"Predicting that VR and AR have a bright future is a very different matter from predicting when and how that future will eventuate," Gurevitch adds.

"I would be surprised if we don't see some exciting breakthroughs in the next decade given the content and technology production curve we now appear to be on."

What is an immersive experience?

The term immersion gets chucked around a lot by tech geeks but what does it actually mean?

Dr Taehyun Rhee, founder and director of Victoria University's Victoria Computer Graphics Lab, says immersion can be defined as a "feeling of presence" in a virtual reality.

In a cinematic setup, if the viewer can fully engage themselves into the telling of a story, we may say that they're fully immersed.

Yet, interestingly, the real measure of success isn't just in the technology, but the story-telling itself.

"If we assume a movie has nice story, then recent immersive technologies may provide an ideal environment for maximising the immersion to heighten the engagement."

We see immersive displays in cinemas with wide fields of view, IMAX's Screen X technology being one example, or in those with stereoscopic or volumetric displays, such as 3D movie theatres, offering a better sense of depth perception.

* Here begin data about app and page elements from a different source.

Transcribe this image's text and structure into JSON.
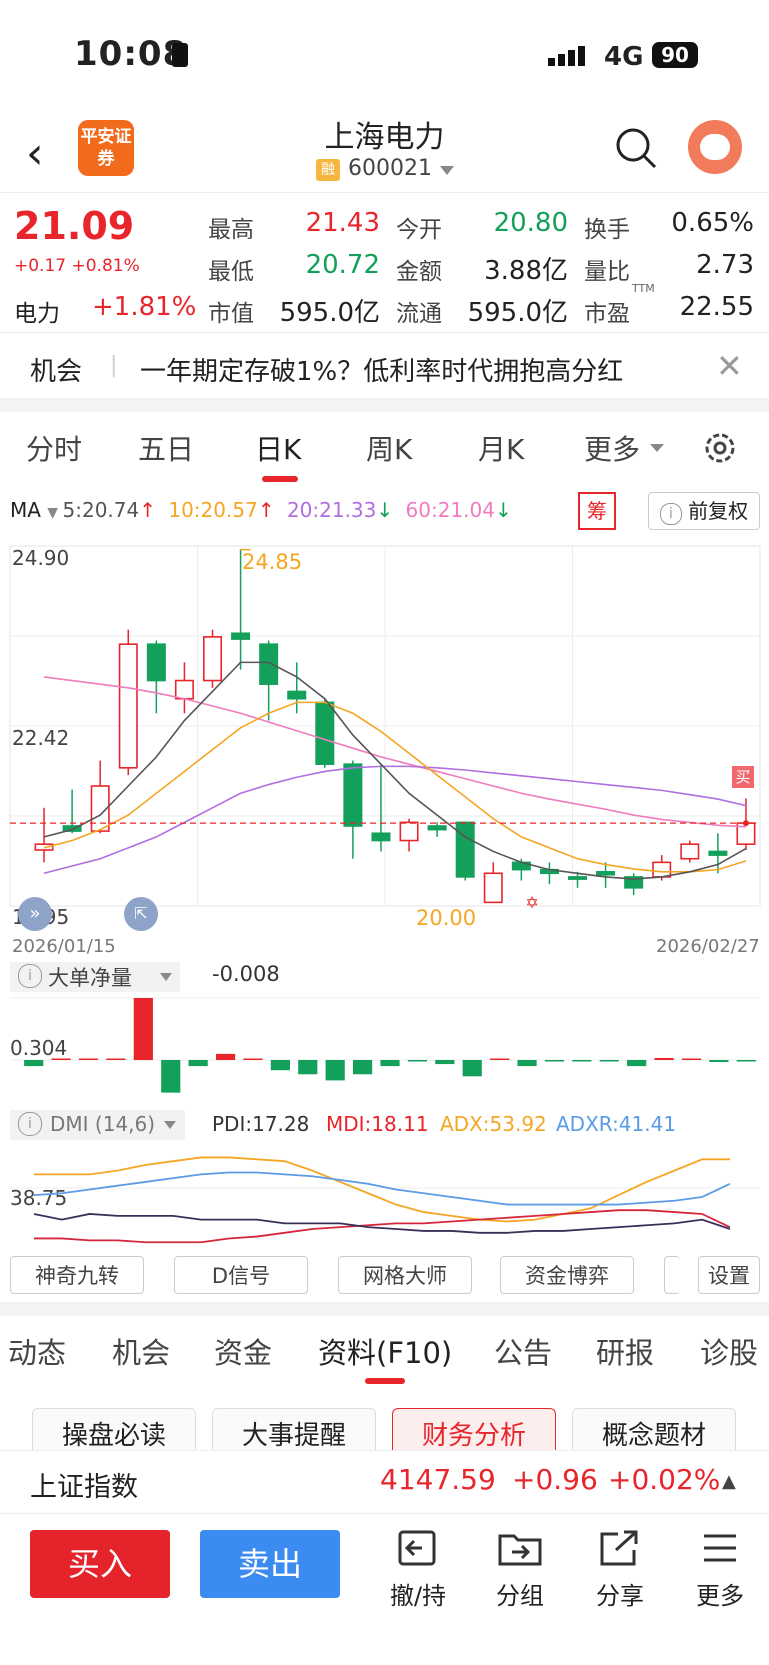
{
  "status_bar": {
    "time": "10:08",
    "network": "4G",
    "battery": "90"
  },
  "header": {
    "logo_text": "平安证券",
    "title": "上海电力",
    "badge": "融",
    "code": "600021"
  },
  "quote": {
    "price": "21.09",
    "change": "+0.17 +0.81%",
    "sector_label": "电力",
    "sector_change": "+1.81%",
    "fields": [
      {
        "label": "最高",
        "value": "21.43",
        "color": "red"
      },
      {
        "label": "今开",
        "value": "20.80",
        "color": "green"
      },
      {
        "label": "换手",
        "value": "0.65%",
        "color": "black"
      },
      {
        "label": "最低",
        "value": "20.72",
        "color": "green"
      },
      {
        "label": "金额",
        "value": "3.88亿",
        "color": "black"
      },
      {
        "label": "量比",
        "value": "2.73",
        "color": "black"
      },
      {
        "label": "市值",
        "value": "595.0亿",
        "color": "black"
      },
      {
        "label": "流通",
        "value": "595.0亿",
        "color": "black"
      },
      {
        "label": "市盈",
        "value": "22.55",
        "color": "black"
      }
    ],
    "pe_suffix": "TTM"
  },
  "news": {
    "tag": "机会",
    "text": "一年期定存破1%？低利率时代拥抱高分红"
  },
  "period_tabs": [
    "分时",
    "五日",
    "日K",
    "周K",
    "月K",
    "更多"
  ],
  "ma_legend": {
    "label": "MA",
    "ma5": "5:20.74",
    "ma10": "10:20.57",
    "ma20": "20:21.33",
    "ma60": "60:21.04",
    "chou": "筹",
    "fuquan": "前复权"
  },
  "kline": {
    "y_top": "24.90",
    "y_mid": "22.42",
    "y_bottom": "19.95",
    "high_label": "24.85",
    "low_label": "20.00",
    "date_start": "2026/01/15",
    "date_end": "2026/02/27",
    "buy_marker": "买",
    "candles": [
      {
        "o": 20.72,
        "c": 20.8,
        "h": 21.3,
        "l": 20.55
      },
      {
        "o": 21.05,
        "c": 20.98,
        "h": 21.55,
        "l": 20.95
      },
      {
        "o": 20.98,
        "c": 21.6,
        "h": 21.95,
        "l": 20.95
      },
      {
        "o": 21.85,
        "c": 23.55,
        "h": 23.75,
        "l": 21.75
      },
      {
        "o": 23.55,
        "c": 23.05,
        "h": 23.6,
        "l": 22.6
      },
      {
        "o": 22.8,
        "c": 23.05,
        "h": 23.3,
        "l": 22.6
      },
      {
        "o": 23.05,
        "c": 23.65,
        "h": 23.75,
        "l": 22.95
      },
      {
        "o": 23.7,
        "c": 23.62,
        "h": 24.85,
        "l": 23.2
      },
      {
        "o": 23.55,
        "c": 23.0,
        "h": 23.6,
        "l": 22.5
      },
      {
        "o": 22.9,
        "c": 22.8,
        "h": 23.3,
        "l": 22.6
      },
      {
        "o": 22.75,
        "c": 21.9,
        "h": 22.8,
        "l": 21.85
      },
      {
        "o": 21.9,
        "c": 21.05,
        "h": 21.95,
        "l": 20.6
      },
      {
        "o": 20.95,
        "c": 20.85,
        "h": 21.9,
        "l": 20.7
      },
      {
        "o": 20.85,
        "c": 21.1,
        "h": 21.15,
        "l": 20.7
      },
      {
        "o": 21.05,
        "c": 21.0,
        "h": 21.1,
        "l": 20.9
      },
      {
        "o": 21.1,
        "c": 20.35,
        "h": 21.1,
        "l": 20.3
      },
      {
        "o": 20.0,
        "c": 20.4,
        "h": 20.55,
        "l": 20.0
      },
      {
        "o": 20.55,
        "c": 20.45,
        "h": 20.6,
        "l": 20.3
      },
      {
        "o": 20.45,
        "c": 20.4,
        "h": 20.55,
        "l": 20.25
      },
      {
        "o": 20.35,
        "c": 20.32,
        "h": 20.42,
        "l": 20.2
      },
      {
        "o": 20.42,
        "c": 20.38,
        "h": 20.55,
        "l": 20.2
      },
      {
        "o": 20.35,
        "c": 20.2,
        "h": 20.4,
        "l": 20.1
      },
      {
        "o": 20.35,
        "c": 20.55,
        "h": 20.65,
        "l": 20.3
      },
      {
        "o": 20.6,
        "c": 20.8,
        "h": 20.85,
        "l": 20.55
      },
      {
        "o": 20.7,
        "c": 20.65,
        "h": 20.95,
        "l": 20.4
      },
      {
        "o": 20.8,
        "c": 21.09,
        "h": 21.43,
        "l": 20.72
      }
    ],
    "ma5": [
      20.9,
      21.0,
      21.2,
      21.6,
      22.0,
      22.5,
      22.9,
      23.3,
      23.3,
      23.1,
      22.8,
      22.3,
      21.9,
      21.5,
      21.2,
      20.9,
      20.7,
      20.55,
      20.45,
      20.4,
      20.35,
      20.32,
      20.35,
      20.42,
      20.52,
      20.74
    ],
    "ma10": [
      20.75,
      20.85,
      21.0,
      21.2,
      21.5,
      21.8,
      22.1,
      22.4,
      22.6,
      22.75,
      22.75,
      22.6,
      22.35,
      22.05,
      21.75,
      21.45,
      21.15,
      20.9,
      20.75,
      20.6,
      20.52,
      20.46,
      20.42,
      20.42,
      20.45,
      20.57
    ],
    "ma20": [
      20.4,
      20.5,
      20.6,
      20.75,
      20.9,
      21.1,
      21.3,
      21.5,
      21.62,
      21.72,
      21.8,
      21.85,
      21.87,
      21.87,
      21.85,
      21.82,
      21.78,
      21.74,
      21.7,
      21.66,
      21.62,
      21.58,
      21.54,
      21.48,
      21.42,
      21.33
    ],
    "ma60": [
      23.1,
      23.05,
      23.0,
      22.95,
      22.88,
      22.8,
      22.7,
      22.6,
      22.48,
      22.36,
      22.24,
      22.12,
      22.0,
      21.9,
      21.8,
      21.7,
      21.6,
      21.5,
      21.42,
      21.35,
      21.28,
      21.2,
      21.14,
      21.1,
      21.06,
      21.04
    ]
  },
  "big_order": {
    "title": "大单净量",
    "value": "-0.008",
    "y_label": "0.304",
    "bars": [
      -0.03,
      0,
      0,
      0,
      0.304,
      -0.16,
      -0.03,
      0.03,
      0.005,
      -0.05,
      -0.07,
      -0.1,
      -0.07,
      -0.03,
      -0.005,
      -0.02,
      -0.08,
      0.005,
      -0.03,
      -0.005,
      -0.005,
      -0.005,
      -0.03,
      0.01,
      0.005,
      -0.01,
      -0.005
    ]
  },
  "dmi": {
    "title": "DMI (14,6)",
    "pdi": "PDI:17.28",
    "mdi": "MDI:18.11",
    "adx": "ADX:53.92",
    "adxr": "ADXR:41.41",
    "y_label": "38.75",
    "pdi_series": [
      25,
      22,
      25,
      24,
      24,
      24,
      22,
      22,
      22,
      20,
      20,
      20,
      18,
      17,
      16,
      16,
      15,
      15,
      16,
      16,
      17,
      18,
      19,
      20,
      22,
      17
    ],
    "mdi_series": [
      12,
      12,
      11,
      11,
      10,
      10,
      10,
      12,
      13,
      15,
      17,
      18,
      19,
      20,
      20,
      21,
      22,
      23,
      24,
      25,
      26,
      27,
      27,
      26,
      25,
      18
    ],
    "adx_series": [
      46,
      46,
      46,
      48,
      51,
      53,
      55,
      55,
      54,
      53,
      48,
      42,
      36,
      30,
      26,
      24,
      22,
      21,
      22,
      25,
      28,
      35,
      42,
      48,
      54,
      54
    ],
    "adxr_series": [
      35,
      36,
      38,
      40,
      42,
      44,
      46,
      47,
      47,
      46,
      45,
      43,
      41,
      38,
      36,
      34,
      32,
      30,
      30,
      30,
      30,
      30,
      31,
      32,
      34,
      41
    ]
  },
  "tools": [
    "神奇九转",
    "D信号",
    "网格大师",
    "资金博弈",
    "设置"
  ],
  "bottom_tabs": [
    "动态",
    "机会",
    "资金",
    "资料(F10)",
    "公告",
    "研报",
    "诊股"
  ],
  "chips": [
    "操盘必读",
    "大事提醒",
    "财务分析",
    "概念题材"
  ],
  "index": {
    "name": "上证指数",
    "value": "4147.59",
    "change": "+0.96",
    "pct": "+0.02%"
  },
  "actions": {
    "buy": "买入",
    "sell": "卖出",
    "cancel": "撤/持",
    "group": "分组",
    "share": "分享",
    "more": "更多"
  },
  "colors": {
    "up": "#e8252a",
    "down": "#12a05b",
    "ma5": "#555555",
    "ma10": "#f5a623",
    "ma20": "#b06ee0",
    "ma60": "#f07bbf",
    "adxr": "#5b9be8"
  }
}
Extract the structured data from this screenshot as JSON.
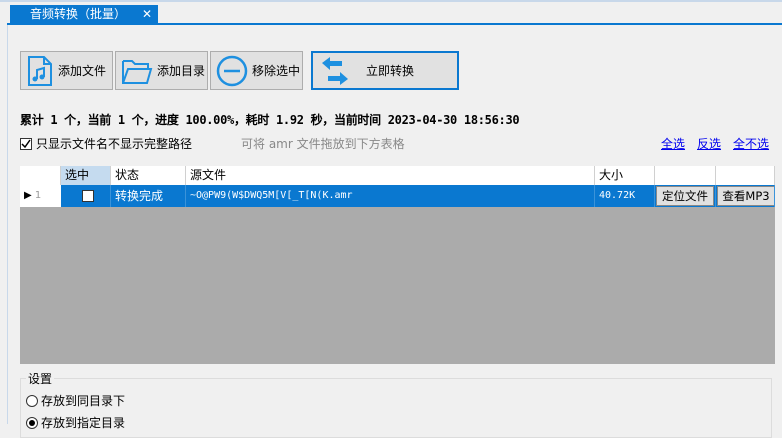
{
  "tab": {
    "title": "音频转换（批量）",
    "close": "✕"
  },
  "toolbar": {
    "add_file": "添加文件",
    "add_dir": "添加目录",
    "remove": "移除选中",
    "convert": "立即转换"
  },
  "status": "累计 1 个，当前 1 个，进度 100.00%，耗时 1.92 秒，当前时间 2023-04-30 18:56:30",
  "options": {
    "filename_only": "只显示文件名不显示完整路径",
    "hint": "可将 amr 文件拖放到下方表格",
    "select_all": "全选",
    "invert": "反选",
    "select_none": "全不选"
  },
  "grid": {
    "headers": [
      "选中",
      "状态",
      "源文件",
      "大小"
    ],
    "rows": [
      {
        "index": "1",
        "status": "转换完成",
        "file": "~O@PW9(W$DWQ5M[V[_T[N(K.amr",
        "size": "40.72K",
        "locate": "定位文件",
        "view": "查看MP3"
      }
    ]
  },
  "settings": {
    "label": "设置",
    "same_dir": "存放到同目录下",
    "custom_dir": "存放到指定目录"
  },
  "colors": {
    "accent": "#0a78d0"
  }
}
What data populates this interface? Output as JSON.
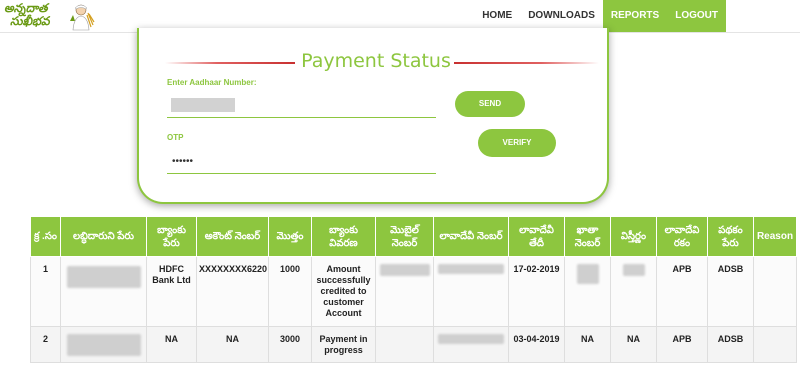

More recently, the next generation of immersive cinema has arrived in the form of 4D theatres, which have now been installed in several theme parks.

But Rhee said all of these formats were still passive and didn't let us interact with the experience.

His research looks at whether 360-degree video and interaction can be combined to create an illusion for users to engage with 3D virtual objects seamlessly composited into a live background.

It would require lighting and composition steps typically found in the post-processing of visual effects films to instead be performed in real time.

This is called MR360: a mixed reality concept that's so far been incorporated into a commercial game engine and which was demonstrated in a live demonstration at Te Papa in March.

The latest version will be showcased at the Magnify Summit Expo, kicking off in Auckland tomorrow, and the Future Reality Conference in Wellington next week.

Rhee is also part of a collaboration between Kiwi and Korean researchers that would bring a combination of MR360 and 4D theatre to the living room.

"The aim of this project is to provide a new experience where you can touch and feel the movie contents."